Dear Middle School Families,
As we prepare to kindle the lights of Hanukkah, we embrace a week of learning from home, each day uniting us as a community of learners connected by common Kavana, or intention, and Keva, rituals. Even through the waves of the internet, intentional learning continues, school rituals hold true and our commitment to curiosity never flickers.
As we launched distance learning this week, our fifth graders began Monday with a remote Havdalah service. Students awakened their senses with the smell of kitchen spices, a sip of juice and a view of the braided Havdalah candle casting a warm glow over the start of their week. While Havdalah typically takes place Saturday night when we can count three stars in the sky, our students focused on the concept of separation and applied it to the start of a week of at-home learning. When asked to share what the moment of Havdalah symbolized for them, students talked about the separation between family-time and time with friends, between wearing a mask and not wearing a mask, relaxing and learning, and even between being in Israel and in America.
Across the grades, the return to distance learning highlighted intentional planning for informational writing in our humanities classrooms. As fifth-graders began to write like historians in a quest to author works of non-fiction, our eighth graders launched research for their term paper anchored in the topic of “power.”
I first was able to observe fifth-graders define what it means to write like a historian: writing to teach others, using evidence from text in their own words, focussing on important information, using and cross-checking facts and adding details to make things interesting for readers. Later, I had the pleasure of seeing our eighth-graders pull out their Chicago Public Library cards and identify database sources and books to support their research on the topic of power and a specific historical figure. When comparing these two examples side-by-side, it became evident how we grow foundational writing skills while allowing for student curiosity to shine. In a writing conference, one student shared their interest in focusing on the abuse of power, or how their figure of choice intended to use power to do good but instead caused harm. This evolution of understanding the traits of informational writing to using informational text in supporting claims about power, illustrated student growth as writers and researchers across the Middle School.

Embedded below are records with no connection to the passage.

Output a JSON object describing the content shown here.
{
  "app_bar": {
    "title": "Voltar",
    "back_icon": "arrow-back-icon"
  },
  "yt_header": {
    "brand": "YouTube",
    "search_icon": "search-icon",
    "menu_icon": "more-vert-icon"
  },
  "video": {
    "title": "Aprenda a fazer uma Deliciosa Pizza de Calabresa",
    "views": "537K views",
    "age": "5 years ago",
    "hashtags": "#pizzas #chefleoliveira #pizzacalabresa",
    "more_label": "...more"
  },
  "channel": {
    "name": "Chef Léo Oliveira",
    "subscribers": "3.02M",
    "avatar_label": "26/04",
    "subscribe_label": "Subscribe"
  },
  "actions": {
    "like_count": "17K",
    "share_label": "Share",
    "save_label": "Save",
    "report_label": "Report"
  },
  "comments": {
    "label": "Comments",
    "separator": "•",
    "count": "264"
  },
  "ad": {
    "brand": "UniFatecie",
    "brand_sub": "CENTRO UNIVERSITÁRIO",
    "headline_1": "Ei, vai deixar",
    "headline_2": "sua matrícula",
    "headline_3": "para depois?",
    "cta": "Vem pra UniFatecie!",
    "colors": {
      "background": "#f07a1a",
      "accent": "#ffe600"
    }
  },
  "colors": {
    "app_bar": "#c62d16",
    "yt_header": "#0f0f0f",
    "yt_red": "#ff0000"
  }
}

Curiosity carried over from our humanities classes into active science labs from home! In preparation for a solubility lab, our seventh graders prepared to determine the relative solubility of multiple solvents. Students did a deep dive into their vocabulary in an effort to understand miscible and immiscible substances, the impact of density and the concept of dissolving a solute in a solvent before beginning a data collection. Later in the week, students will analyze their data to form claims using their evidence and reasoning.
Similar to our constant quest to support student curiosity and learning, we balance our Kavena with Keva. Health and wellness continue to be at the center of our thoughts. Wellness challenges promoting at-home workouts with Coach Sheahan kept students moving. An original wellness Bingo was shared across the Middle School encouraging students to pay attention to their physical and social well-being this week while away from school. Reminders of drinking enough water, stepping away from screens, engaging in fun active play outside, meditating and helping at home were among the many options.
As our week continues we hope students will feel a balance between intentional learning and the rituals we hold close to at Bernard Zell. We hope students will join us Friday right after school to close our week of distance learning as our Student Council launches a Challah Bake led by Hagit Lewis, our Director of Jewish Life. Below, you can find the ingredient and materials list.
Wishing you a week balanced with Kavena and Keva,
Head of Middle School
- 8 cups flour
- 1 tbsp salt
- 1/4 cup sugar
- 3 tbsp yeast
- 4 eggs
- 1/3 cup oil (canola or vegetable)
- 1/4 cup honey
- 1 and 1/2 cups warm water
- oven sheet tray
- parchment paper
- mixing bowl or kitchen
- measuring cups and spoons
- plastic wrap